Managing Pressure: Teaching During COVID-19
Maintaining mental well-being during the Coronavirus/COVID-19 outbreak can be challenging. William James Faculty offer advice.
The current public health crisis has disrupted every aspect of our society, but one of the most impacted areas is our schools. So far, 41 states, three territories and the District of Columbia have ordered or recommended school closures for the remainder of the 2019-2020 academic year. These closures, while necessary for the wellbeing of our communities, have left teachers and administrators with the challenge of transitioning academics and other classroom experiences into an online environment.
“I really feel for educators right now,” said John D’Auria, EdD, director of the educational leadership concentration and faculty member in the Organizational and Leadership Psychology Department at William James College. “Most, if not all of them are under enormous pressure to take what they used to do in a face-to-face environment and really transform it into a learning environment that is online.”

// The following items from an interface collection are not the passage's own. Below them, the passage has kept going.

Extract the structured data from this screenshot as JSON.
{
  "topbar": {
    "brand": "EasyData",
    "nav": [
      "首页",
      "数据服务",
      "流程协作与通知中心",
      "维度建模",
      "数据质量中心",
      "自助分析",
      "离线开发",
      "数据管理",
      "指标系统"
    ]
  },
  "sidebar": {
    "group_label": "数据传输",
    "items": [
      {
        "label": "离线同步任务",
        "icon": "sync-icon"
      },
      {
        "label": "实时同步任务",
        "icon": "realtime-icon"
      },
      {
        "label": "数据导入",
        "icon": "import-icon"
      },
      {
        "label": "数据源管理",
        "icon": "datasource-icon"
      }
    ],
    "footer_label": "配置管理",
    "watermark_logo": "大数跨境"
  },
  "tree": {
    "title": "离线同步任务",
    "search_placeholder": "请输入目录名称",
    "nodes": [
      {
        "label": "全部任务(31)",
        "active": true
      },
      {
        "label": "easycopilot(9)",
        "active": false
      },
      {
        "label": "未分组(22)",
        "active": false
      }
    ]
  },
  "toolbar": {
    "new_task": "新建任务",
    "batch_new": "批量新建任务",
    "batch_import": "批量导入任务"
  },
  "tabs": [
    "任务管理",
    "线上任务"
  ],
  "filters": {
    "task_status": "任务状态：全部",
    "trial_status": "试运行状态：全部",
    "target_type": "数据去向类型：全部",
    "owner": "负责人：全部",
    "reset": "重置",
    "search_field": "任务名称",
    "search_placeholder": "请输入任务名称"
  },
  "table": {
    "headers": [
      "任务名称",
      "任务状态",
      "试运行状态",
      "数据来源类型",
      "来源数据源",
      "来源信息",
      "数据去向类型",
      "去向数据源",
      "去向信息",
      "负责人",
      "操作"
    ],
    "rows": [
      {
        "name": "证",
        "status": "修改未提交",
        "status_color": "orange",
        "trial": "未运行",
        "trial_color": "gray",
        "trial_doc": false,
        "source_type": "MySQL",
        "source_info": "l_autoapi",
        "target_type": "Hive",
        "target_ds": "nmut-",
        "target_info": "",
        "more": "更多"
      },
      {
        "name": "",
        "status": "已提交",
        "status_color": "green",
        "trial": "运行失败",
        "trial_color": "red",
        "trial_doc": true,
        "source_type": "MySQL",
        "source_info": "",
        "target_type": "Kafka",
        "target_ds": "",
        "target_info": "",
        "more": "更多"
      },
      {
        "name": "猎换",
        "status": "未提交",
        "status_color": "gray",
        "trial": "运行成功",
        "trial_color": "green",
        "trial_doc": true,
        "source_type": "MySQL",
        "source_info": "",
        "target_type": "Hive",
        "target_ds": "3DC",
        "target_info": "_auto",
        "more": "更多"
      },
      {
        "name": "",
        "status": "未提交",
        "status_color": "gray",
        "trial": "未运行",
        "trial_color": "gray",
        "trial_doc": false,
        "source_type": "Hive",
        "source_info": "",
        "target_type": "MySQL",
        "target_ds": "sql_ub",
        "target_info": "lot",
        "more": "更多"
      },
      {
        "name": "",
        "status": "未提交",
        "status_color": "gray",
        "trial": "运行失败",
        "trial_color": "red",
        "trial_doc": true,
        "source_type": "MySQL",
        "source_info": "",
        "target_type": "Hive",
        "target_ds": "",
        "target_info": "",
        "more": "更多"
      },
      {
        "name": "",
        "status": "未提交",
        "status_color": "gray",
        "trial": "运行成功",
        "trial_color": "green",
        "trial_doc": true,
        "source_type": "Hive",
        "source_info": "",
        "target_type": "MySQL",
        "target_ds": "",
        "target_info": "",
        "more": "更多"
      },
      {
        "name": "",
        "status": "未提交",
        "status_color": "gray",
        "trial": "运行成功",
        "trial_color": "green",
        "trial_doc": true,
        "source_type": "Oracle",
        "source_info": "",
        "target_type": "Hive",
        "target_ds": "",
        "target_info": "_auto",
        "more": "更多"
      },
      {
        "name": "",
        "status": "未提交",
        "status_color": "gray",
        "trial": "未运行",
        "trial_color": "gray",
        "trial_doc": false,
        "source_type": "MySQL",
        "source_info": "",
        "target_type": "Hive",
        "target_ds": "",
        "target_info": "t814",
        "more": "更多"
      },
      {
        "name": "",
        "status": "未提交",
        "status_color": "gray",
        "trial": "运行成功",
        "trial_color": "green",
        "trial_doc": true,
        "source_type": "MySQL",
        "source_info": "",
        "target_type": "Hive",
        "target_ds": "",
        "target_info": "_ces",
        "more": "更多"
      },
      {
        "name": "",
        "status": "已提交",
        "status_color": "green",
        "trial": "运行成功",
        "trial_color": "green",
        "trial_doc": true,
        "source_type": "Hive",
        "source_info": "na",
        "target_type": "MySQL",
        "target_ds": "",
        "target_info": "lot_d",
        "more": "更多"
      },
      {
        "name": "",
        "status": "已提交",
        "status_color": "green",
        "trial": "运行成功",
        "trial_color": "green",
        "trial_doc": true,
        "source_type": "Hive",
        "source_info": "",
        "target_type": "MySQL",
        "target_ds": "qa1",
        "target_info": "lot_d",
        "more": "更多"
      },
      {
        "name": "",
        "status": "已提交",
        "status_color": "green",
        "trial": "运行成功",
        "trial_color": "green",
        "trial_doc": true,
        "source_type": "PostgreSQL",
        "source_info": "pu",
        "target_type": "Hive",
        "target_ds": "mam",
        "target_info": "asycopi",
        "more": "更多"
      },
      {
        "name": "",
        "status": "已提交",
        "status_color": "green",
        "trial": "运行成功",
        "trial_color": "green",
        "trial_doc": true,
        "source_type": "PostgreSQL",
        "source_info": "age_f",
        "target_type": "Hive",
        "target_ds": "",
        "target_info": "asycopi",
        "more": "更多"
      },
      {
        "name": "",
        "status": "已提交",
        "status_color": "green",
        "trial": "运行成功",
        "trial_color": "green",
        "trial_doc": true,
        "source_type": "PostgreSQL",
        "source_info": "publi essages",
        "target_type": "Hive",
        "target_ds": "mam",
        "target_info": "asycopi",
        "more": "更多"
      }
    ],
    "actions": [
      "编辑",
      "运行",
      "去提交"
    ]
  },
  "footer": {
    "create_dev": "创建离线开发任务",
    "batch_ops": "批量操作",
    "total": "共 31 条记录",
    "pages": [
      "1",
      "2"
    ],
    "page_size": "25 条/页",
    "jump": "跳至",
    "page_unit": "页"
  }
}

D’Auria and Arlene Silva Ph.D., LEP, NCSP, chair of the William James College school psychology department offered advice for teachers as they navigate this unique situation.
Beyond managing the personal impact of COVID-19, many teachers are under enormous pressure to produce new, creative and engaging lesson plans; schedule virtual meetings with dozens of students; and foster a positive and supportive community.
D’Auria encouraged teachers to recognize this pressure and continue to check in with students and colleagues. He said, “When we’re under pressure like that, if we don’t acknowledge our feelings and pay attention to them…we’re not going to be as creative.”
Silva suggested creating group chats with colleagues to share advice, humor, and self-care tips or connecting with educators and other districts to share teaching ideas and peer supervision.
Be Creative and Ask for Feedback
The COVID-19 pandemic has thrust educators into a brand new situation where no one is sure what methods are most effective.
Silva suggested trying different, creative ways to connect with colleagues and students such as celebrating good news, holding virtual meetings centered around a fun theme, or having students send in pictures or videos in response to a question and creating a slideshow.
D’Auria added that in order to figure out the best ways to teach and connect with your students is to try. “If we are going to develop a whole new approach to education, we’re going to have to do many experiments,” he said. “Try them out and collect feedback from your students…or their parents.”
Apply Social Emotional Teachings to Oneself
More and more educators at all grade levels are incorporating lessons on managing emotions, maintaining positive emotions, practicing self-care and other social emotional learning (SEL) topics. In a time full of stressors and challenges, D’Auria emphasized the importance of these teachings.
“The lessons we have been teaching children about social emotional learning have to apply to ourselves as well," said D'Auria.
Silva agreed. “It can be helpful to keep a growth mindset and remember we are all learning how to do this together,” she said.
Remember Mental Health Resources
Students, teachers, administrators and parents all may be feeling stress and anxiety surrounding teaching and learning from home. Many mental health professionals are offering telementalhealth resources during this time and can be helping in managing these emotions.
Silva also encouraged districts to “ensure school psychologists and counselors are able to continue providing support to students via telehealth.”
D'Auria also shared his recommendations for transitioning to distant learning, managing pressure and maintaining connections with students and colleagues via this video.
The William James College Resource Hub provides information tools and resources to help parents, educators, mental health professionals and other members of the community on a variety of topics during this time.
Teachers21 at William James College and the Richard I. and Joan L. Freedman Center for Child and Family Development offer online trainings, groups, and other resources for K-12 Teachers, Superintendents and Districts. For a list of all upcoming events, visit the WJC Public Events Calendar.